**Task statement**
Without altering anything, repeat each of the records.

(Records begins)

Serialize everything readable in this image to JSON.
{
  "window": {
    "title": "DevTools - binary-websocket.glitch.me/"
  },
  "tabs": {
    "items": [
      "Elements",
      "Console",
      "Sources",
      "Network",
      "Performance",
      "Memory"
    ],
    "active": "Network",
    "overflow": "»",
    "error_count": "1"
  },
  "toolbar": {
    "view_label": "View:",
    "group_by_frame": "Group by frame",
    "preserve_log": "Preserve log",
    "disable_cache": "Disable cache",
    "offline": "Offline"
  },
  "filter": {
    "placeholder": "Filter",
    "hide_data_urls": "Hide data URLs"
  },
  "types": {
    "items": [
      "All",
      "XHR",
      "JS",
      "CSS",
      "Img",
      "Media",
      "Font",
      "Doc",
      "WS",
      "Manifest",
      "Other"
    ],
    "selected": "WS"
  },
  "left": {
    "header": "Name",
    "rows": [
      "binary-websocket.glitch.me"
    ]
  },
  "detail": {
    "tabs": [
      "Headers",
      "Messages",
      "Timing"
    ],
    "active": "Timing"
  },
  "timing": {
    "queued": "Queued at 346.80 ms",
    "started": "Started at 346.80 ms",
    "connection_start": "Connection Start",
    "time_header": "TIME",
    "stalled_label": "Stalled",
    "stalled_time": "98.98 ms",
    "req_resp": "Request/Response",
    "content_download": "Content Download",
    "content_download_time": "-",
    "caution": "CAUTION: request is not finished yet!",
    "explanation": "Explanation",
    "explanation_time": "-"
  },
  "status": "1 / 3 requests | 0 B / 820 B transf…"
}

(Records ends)

**Output for this exercise**
Serialize everything readable in this image to JSON.
{
  "window": {
    "title": "DevTools - binary-websocket.glitch.me/"
  },
  "tabs": {
    "items": [
      "Elements",
      "Console",
      "Sources",
      "Network",
      "Performance",
      "Memory"
    ],
    "active": "Network",
    "overflow": "»",
    "error_count": "1"
  },
  "toolbar": {
    "view_label": "View:",
    "group_by_frame": "Group by frame",
    "preserve_log": "Preserve log",
    "disable_cache": "Disable cache",
    "offline": "Offline"
  },
  "filter": {
    "placeholder": "Filter",
    "hide_data_urls": "Hide data URLs"
  },
  "types": {
    "items": [
      "All",
      "XHR",
      "JS",
      "CSS",
      "Img",
      "Media",
      "Font",
      "Doc",
      "WS",
      "Manifest",
      "Other"
    ],
    "selected": "WS"
  },
  "left": {
    "header": "Name",
    "rows": [
      "binary-websocket.glitch.me"
    ]
  },
  "detail": {
    "tabs": [
      "Headers",
      "Messages",
      "Timing"
    ],
    "active": "Timing"
  },
  "timing": {
    "queued": "Queued at 346.80 ms",
    "started": "Started at 346.80 ms",
    "connection_start": "Connection Start",
    "time_header": "TIME",
    "stalled_label": "Stalled",
    "stalled_time": "98.98 ms",
    "req_resp": "Request/Response",
    "content_download": "Content Download",
    "content_download_time": "-",
    "caution": "CAUTION: request is not finished yet!",
    "explanation": "Explanation",
    "explanation_time": "-"
  },
  "status": "1 / 3 requests | 0 B / 820 B transf…"
}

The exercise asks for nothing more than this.